Data excerpts

####################

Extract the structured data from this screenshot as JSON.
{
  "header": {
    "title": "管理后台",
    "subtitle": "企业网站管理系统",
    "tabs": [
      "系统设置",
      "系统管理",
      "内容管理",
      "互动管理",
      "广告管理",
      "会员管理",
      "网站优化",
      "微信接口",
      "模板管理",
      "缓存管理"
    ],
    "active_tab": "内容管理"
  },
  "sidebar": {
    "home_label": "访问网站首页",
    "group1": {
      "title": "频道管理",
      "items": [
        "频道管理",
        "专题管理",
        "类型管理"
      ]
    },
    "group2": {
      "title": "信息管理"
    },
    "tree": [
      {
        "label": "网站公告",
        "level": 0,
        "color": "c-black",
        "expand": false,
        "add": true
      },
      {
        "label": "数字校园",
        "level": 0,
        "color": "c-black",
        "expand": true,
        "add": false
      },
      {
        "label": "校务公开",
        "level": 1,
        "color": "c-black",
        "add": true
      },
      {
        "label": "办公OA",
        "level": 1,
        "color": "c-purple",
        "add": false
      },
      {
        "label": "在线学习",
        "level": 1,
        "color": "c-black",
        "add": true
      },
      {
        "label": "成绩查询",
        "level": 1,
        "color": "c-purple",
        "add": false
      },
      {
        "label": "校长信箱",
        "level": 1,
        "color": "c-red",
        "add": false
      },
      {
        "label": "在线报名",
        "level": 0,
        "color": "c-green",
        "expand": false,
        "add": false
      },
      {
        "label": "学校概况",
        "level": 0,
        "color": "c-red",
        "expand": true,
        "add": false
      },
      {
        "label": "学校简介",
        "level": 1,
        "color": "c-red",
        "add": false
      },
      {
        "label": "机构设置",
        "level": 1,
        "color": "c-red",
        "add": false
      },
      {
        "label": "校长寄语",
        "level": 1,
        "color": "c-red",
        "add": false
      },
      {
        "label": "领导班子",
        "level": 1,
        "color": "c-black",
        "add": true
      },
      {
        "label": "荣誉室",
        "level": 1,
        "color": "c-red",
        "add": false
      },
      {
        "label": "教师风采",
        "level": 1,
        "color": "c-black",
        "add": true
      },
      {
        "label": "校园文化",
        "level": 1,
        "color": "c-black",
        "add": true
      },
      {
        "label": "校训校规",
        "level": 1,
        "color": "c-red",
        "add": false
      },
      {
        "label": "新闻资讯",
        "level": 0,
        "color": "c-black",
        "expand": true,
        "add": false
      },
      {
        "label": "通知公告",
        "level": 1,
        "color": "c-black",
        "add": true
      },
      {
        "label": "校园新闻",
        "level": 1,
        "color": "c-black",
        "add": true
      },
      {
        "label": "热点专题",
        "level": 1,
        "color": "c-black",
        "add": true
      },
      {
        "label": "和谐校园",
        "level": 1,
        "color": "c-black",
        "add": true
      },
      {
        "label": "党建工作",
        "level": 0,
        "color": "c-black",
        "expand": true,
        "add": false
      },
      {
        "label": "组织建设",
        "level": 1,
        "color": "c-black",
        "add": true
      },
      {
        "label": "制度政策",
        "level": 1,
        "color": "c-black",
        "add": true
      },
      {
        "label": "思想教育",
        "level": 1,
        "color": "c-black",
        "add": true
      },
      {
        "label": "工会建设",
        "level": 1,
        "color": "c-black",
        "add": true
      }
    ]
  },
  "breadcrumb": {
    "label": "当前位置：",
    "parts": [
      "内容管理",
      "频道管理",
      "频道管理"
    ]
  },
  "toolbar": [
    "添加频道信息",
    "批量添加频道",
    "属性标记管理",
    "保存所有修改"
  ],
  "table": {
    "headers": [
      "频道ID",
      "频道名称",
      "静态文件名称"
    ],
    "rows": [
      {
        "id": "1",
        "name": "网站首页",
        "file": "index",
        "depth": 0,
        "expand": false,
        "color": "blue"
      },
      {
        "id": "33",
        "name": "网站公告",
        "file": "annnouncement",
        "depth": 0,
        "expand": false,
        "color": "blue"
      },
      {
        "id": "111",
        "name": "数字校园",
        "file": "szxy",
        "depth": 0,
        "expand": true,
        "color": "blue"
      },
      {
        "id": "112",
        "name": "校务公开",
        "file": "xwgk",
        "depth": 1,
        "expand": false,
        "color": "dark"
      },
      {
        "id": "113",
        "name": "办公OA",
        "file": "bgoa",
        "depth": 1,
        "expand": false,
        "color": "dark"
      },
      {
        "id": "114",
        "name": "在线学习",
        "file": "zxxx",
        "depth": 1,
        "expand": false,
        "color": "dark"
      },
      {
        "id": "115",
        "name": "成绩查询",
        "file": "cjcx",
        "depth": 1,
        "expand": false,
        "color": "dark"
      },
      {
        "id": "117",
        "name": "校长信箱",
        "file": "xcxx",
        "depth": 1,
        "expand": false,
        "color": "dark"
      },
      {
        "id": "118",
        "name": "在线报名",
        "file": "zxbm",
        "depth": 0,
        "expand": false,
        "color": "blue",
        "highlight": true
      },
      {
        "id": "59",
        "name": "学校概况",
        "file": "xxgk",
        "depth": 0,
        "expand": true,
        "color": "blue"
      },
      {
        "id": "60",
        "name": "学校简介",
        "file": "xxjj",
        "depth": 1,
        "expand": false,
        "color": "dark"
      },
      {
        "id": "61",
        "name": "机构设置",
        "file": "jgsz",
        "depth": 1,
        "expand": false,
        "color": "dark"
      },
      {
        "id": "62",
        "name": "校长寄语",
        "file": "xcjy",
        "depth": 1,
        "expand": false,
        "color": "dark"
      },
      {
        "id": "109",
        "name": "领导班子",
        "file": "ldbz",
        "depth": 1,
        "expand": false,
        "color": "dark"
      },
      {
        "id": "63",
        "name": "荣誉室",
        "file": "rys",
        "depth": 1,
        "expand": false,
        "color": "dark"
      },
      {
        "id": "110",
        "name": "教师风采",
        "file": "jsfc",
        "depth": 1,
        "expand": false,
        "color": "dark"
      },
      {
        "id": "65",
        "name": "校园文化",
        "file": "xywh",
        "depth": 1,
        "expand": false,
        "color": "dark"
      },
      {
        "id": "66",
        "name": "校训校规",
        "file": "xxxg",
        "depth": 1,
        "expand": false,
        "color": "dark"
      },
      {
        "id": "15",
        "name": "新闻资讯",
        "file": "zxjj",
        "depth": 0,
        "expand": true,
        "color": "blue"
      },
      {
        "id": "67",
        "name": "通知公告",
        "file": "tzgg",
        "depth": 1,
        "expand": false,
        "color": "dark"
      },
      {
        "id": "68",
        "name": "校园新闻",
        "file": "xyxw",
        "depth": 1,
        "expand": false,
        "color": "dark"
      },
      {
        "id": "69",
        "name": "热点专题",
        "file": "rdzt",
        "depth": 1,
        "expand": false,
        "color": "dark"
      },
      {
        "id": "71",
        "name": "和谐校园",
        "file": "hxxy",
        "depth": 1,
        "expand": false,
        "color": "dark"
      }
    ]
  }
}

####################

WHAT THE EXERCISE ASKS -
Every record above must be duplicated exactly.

ANSWER TO THIS PROBLEM -
Extract the structured data from this screenshot as JSON.
{
  "header": {
    "title": "管理后台",
    "subtitle": "企业网站管理系统",
    "tabs": [
      "系统设置",
      "系统管理",
      "内容管理",
      "互动管理",
      "广告管理",
      "会员管理",
      "网站优化",
      "微信接口",
      "模板管理",
      "缓存管理"
    ],
    "active_tab": "内容管理"
  },
  "sidebar": {
    "home_label": "访问网站首页",
    "group1": {
      "title": "频道管理",
      "items": [
        "频道管理",
        "专题管理",
        "类型管理"
      ]
    },
    "group2": {
      "title": "信息管理"
    },
    "tree": [
      {
        "label": "网站公告",
        "level": 0,
        "color": "c-black",
        "expand": false,
        "add": true
      },
      {
        "label": "数字校园",
        "level": 0,
        "color": "c-black",
        "expand": true,
        "add": false
      },
      {
        "label": "校务公开",
        "level": 1,
        "color": "c-black",
        "add": true
      },
      {
        "label": "办公OA",
        "level": 1,
        "color": "c-purple",
        "add": false
      },
      {
        "label": "在线学习",
        "level": 1,
        "color": "c-black",
        "add": true
      },
      {
        "label": "成绩查询",
        "level": 1,
        "color": "c-purple",
        "add": false
      },
      {
        "label": "校长信箱",
        "level": 1,
        "color": "c-red",
        "add": false
      },
      {
        "label": "在线报名",
        "level": 0,
        "color": "c-green",
        "expand": false,
        "add": false
      },
      {
        "label": "学校概况",
        "level": 0,
        "color": "c-red",
        "expand": true,
        "add": false
      },
      {
        "label": "学校简介",
        "level": 1,
        "color": "c-red",
        "add": false
      },
      {
        "label": "机构设置",
        "level": 1,
        "color": "c-red",
        "add": false
      },
      {
        "label": "校长寄语",
        "level": 1,
        "color": "c-red",
        "add": false
      },
      {
        "label": "领导班子",
        "level": 1,
        "color": "c-black",
        "add": true
      },
      {
        "label": "荣誉室",
        "level": 1,
        "color": "c-red",
        "add": false
      },
      {
        "label": "教师风采",
        "level": 1,
        "color": "c-black",
        "add": true
      },
      {
        "label": "校园文化",
        "level": 1,
        "color": "c-black",
        "add": true
      },
      {
        "label": "校训校规",
        "level": 1,
        "color": "c-red",
        "add": false
      },
      {
        "label": "新闻资讯",
        "level": 0,
        "color": "c-black",
        "expand": true,
        "add": false
      },
      {
        "label": "通知公告",
        "level": 1,
        "color": "c-black",
        "add": true
      },
      {
        "label": "校园新闻",
        "level": 1,
        "color": "c-black",
        "add": true
      },
      {
        "label": "热点专题",
        "level": 1,
        "color": "c-black",
        "add": true
      },
      {
        "label": "和谐校园",
        "level": 1,
        "color": "c-black",
        "add": true
      },
      {
        "label": "党建工作",
        "level": 0,
        "color": "c-black",
        "expand": true,
        "add": false
      },
      {
        "label": "组织建设",
        "level": 1,
        "color": "c-black",
        "add": true
      },
      {
        "label": "制度政策",
        "level": 1,
        "color": "c-black",
        "add": true
      },
      {
        "label": "思想教育",
        "level": 1,
        "color": "c-black",
        "add": true
      },
      {
        "label": "工会建设",
        "level": 1,
        "color": "c-black",
        "add": true
      }
    ]
  },
  "breadcrumb": {
    "label": "当前位置：",
    "parts": [
      "内容管理",
      "频道管理",
      "频道管理"
    ]
  },
  "toolbar": [
    "添加频道信息",
    "批量添加频道",
    "属性标记管理",
    "保存所有修改"
  ],
  "table": {
    "headers": [
      "频道ID",
      "频道名称",
      "静态文件名称"
    ],
    "rows": [
      {
        "id": "1",
        "name": "网站首页",
        "file": "index",
        "depth": 0,
        "expand": false,
        "color": "blue"
      },
      {
        "id": "33",
        "name": "网站公告",
        "file": "annnouncement",
        "depth": 0,
        "expand": false,
        "color": "blue"
      },
      {
        "id": "111",
        "name": "数字校园",
        "file": "szxy",
        "depth": 0,
        "expand": true,
        "color": "blue"
      },
      {
        "id": "112",
        "name": "校务公开",
        "file": "xwgk",
        "depth": 1,
        "expand": false,
        "color": "dark"
      },
      {
        "id": "113",
        "name": "办公OA",
        "file": "bgoa",
        "depth": 1,
        "expand": false,
        "color": "dark"
      },
      {
        "id": "114",
        "name": "在线学习",
        "file": "zxxx",
        "depth": 1,
        "expand": false,
        "color": "dark"
      },
      {
        "id": "115",
        "name": "成绩查询",
        "file": "cjcx",
        "depth": 1,
        "expand": false,
        "color": "dark"
      },
      {
        "id": "117",
        "name": "校长信箱",
        "file": "xcxx",
        "depth": 1,
        "expand": false,
        "color": "dark"
      },
      {
        "id": "118",
        "name": "在线报名",
        "file": "zxbm",
        "depth": 0,
        "expand": false,
        "color": "blue",
        "highlight": true
      },
      {
        "id": "59",
        "name": "学校概况",
        "file": "xxgk",
        "depth": 0,
        "expand": true,
        "color": "blue"
      },
      {
        "id": "60",
        "name": "学校简介",
        "file": "xxjj",
        "depth": 1,
        "expand": false,
        "color": "dark"
      },
      {
        "id": "61",
        "name": "机构设置",
        "file": "jgsz",
        "depth": 1,
        "expand": false,
        "color": "dark"
      },
      {
        "id": "62",
        "name": "校长寄语",
        "file": "xcjy",
        "depth": 1,
        "expand": false,
        "color": "dark"
      },
      {
        "id": "109",
        "name": "领导班子",
        "file": "ldbz",
        "depth": 1,
        "expand": false,
        "color": "dark"
      },
      {
        "id": "63",
        "name": "荣誉室",
        "file": "rys",
        "depth": 1,
        "expand": false,
        "color": "dark"
      },
      {
        "id": "110",
        "name": "教师风采",
        "file": "jsfc",
        "depth": 1,
        "expand": false,
        "color": "dark"
      },
      {
        "id": "65",
        "name": "校园文化",
        "file": "xywh",
        "depth": 1,
        "expand": false,
        "color": "dark"
      },
      {
        "id": "66",
        "name": "校训校规",
        "file": "xxxg",
        "depth": 1,
        "expand": false,
        "color": "dark"
      },
      {
        "id": "15",
        "name": "新闻资讯",
        "file": "zxjj",
        "depth": 0,
        "expand": true,
        "color": "blue"
      },
      {
        "id": "67",
        "name": "通知公告",
        "file": "tzgg",
        "depth": 1,
        "expand": false,
        "color": "dark"
      },
      {
        "id": "68",
        "name": "校园新闻",
        "file": "xyxw",
        "depth": 1,
        "expand": false,
        "color": "dark"
      },
      {
        "id": "69",
        "name": "热点专题",
        "file": "rdzt",
        "depth": 1,
        "expand": false,
        "color": "dark"
      },
      {
        "id": "71",
        "name": "和谐校园",
        "file": "hxxy",
        "depth": 1,
        "expand": false,
        "color": "dark"
      }
    ]
  }
}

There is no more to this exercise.